THE Supreme Court has affirmed the ruling issued by the Court of Appeals (CA) compelling a copra exporting firm to pay Banco de Oro (BDO) Unibank Inc., the amount of at least P1 billion representing its unpaid loan obligations obtained more than five decades ago.
In a two-page resolution dated November 11, the SC’s Third Division affirmed with modification the CA’s decision issued on November 22, 2018. That CA decision upheld the ruling issued by the Regional Trial Court of Makati City on January 25, 2017. The Makati RTC ordered International Copra Export Corp. (ICEC), Interco Manufacturing Corp. (Interco) and affiliated security companies owned by the Luy family to pay BDO the total amount of P833,589,999.41.
However, the Court imposed a 6-percent interest per annum from the finality of the decision until fully paid instead of the 10 percent previously imposed by the Makati RTC.
The SC also increased the attorney’s fees awarded to BDO from P25 million to P41.67 million.
“Acting on the petition for review on certiorari assailing the decision and resolution, dated November 22, 2018, and July 3, 2019, respectively, of the Court of Appeals, the court resolves to deny the petition for failure to show any reversible error in the challenged decision and resolution as to warrant the exercise by this court of its discretionary appellate jurisdiction,” the SC resolution read.
Based on the record, BDO’s predecessor-in-interest, Philippine Commercial International Bank which later on became Equitable PCI Bank (EPCI), have been extending loan and credit facilities to ICEC and Interco.
On account of the good standing of the two companies, the loans were consistently renewed without any collateral.
Between 1995 to 2007, surety agreement and deed of suretyship were executed between the bank and the Luys.
In June 2006, the parties negotiated the collaterization of ICEC and Interco’s loans due to the drastic drop of their export volumes.
EPCI proposed that a portion of the total obligation be secured by a real-estate mortgage over the LKG Tower, a building in Makati City owned by ICEC Land. The companies rejected the proposal.
On account of defendants-appellants’ refusal to collateralize their loan, EPCI offered them two options. One option is torenew the P900-million loan on a clean slate but subject to a P25-million quarterly amortization beginning November 2006. The second option was to amortize the outstanding obligation of P255 million for five years beginning January 2007 through five annual payments of P51 million.
Both options are nevertheless subject to a condition that all the creditors of defendant-appellants shall remain on pari passu.
Under said arrangement, their creditors would be treated on equal footing with respect to the uniform absence of collaterals.

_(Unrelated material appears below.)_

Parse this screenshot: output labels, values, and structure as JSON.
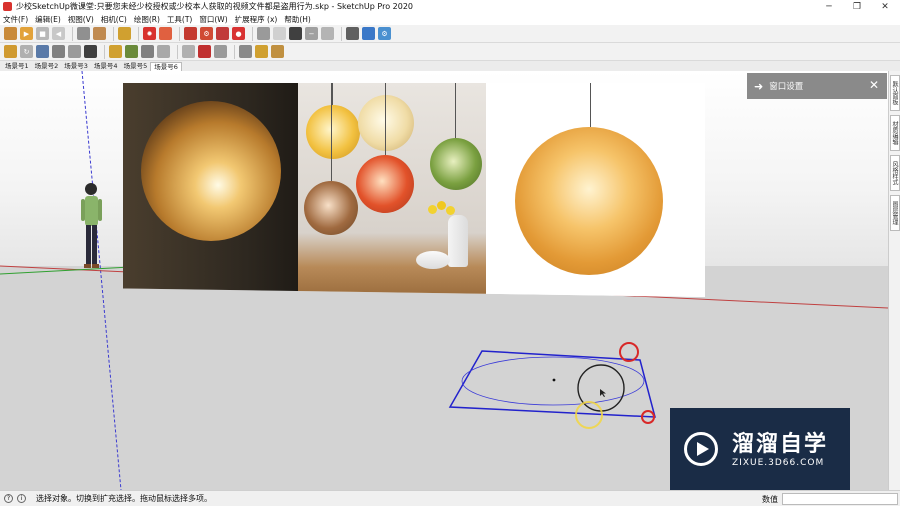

And, should they provide collaterals to any of their creditors, excluding the real-estate mortgage with the Bank of the Philippine Islands, or if any of their creditors enjoy preferential terms over that of EPCI, these circumstances shall be considered as events of default.
By reason of the pari passu agreement, BDO extended the maturity date of defendants-appellants’ loans and even extended credit facilities in various dates in November and December 2008, and January and February 2009, as evidenced by promissory notes.
However, BDO discovered that contrary to their representations, ICEC and Interco had been mortgaging and disposing their properties to secure their indebtedness to other creditors.
It clamed that ICEC mortgaged units of the LKG Tower to Allied Banking Corp. as a security for its loan.
Additionally, the bank found out that the maturity dates of the promissory notes have lapsed without the obligation being settled by the copra exporters.
This prompted BDO to seek redress from the court through a complaint for sum of money with application for preliminary attachment.
In upholding the ruling of the trial court, the CA did not give weight to the claim of the companies that there was actually no pari passu agreement between them and BDO due to lack of written agreement between the parties.
“In this case, the absence of any written conformity of defendants-appellants to the pari passu agreement is not fatal to plaintiff-appellee’s case,” the CA ruled. “The latter only needed to show by a preponderance of evidence that there was indeed an oral representation on the part of the former, which the bank did.”
“Conspicuously, the evidence submitted by plaintiff-appellee weigh more than defendants-appellants’ bare denials. Other than denial, no other evidence was submitted by defendants-appellants to prove its defense. As aptly pronounced by the RTC, their plain denial that there was no pari passui representation deserves no weight and cannot overcome the straightforward, unequivocal and categorical declaration of plaintiff-appellee’s witnesses,” it added.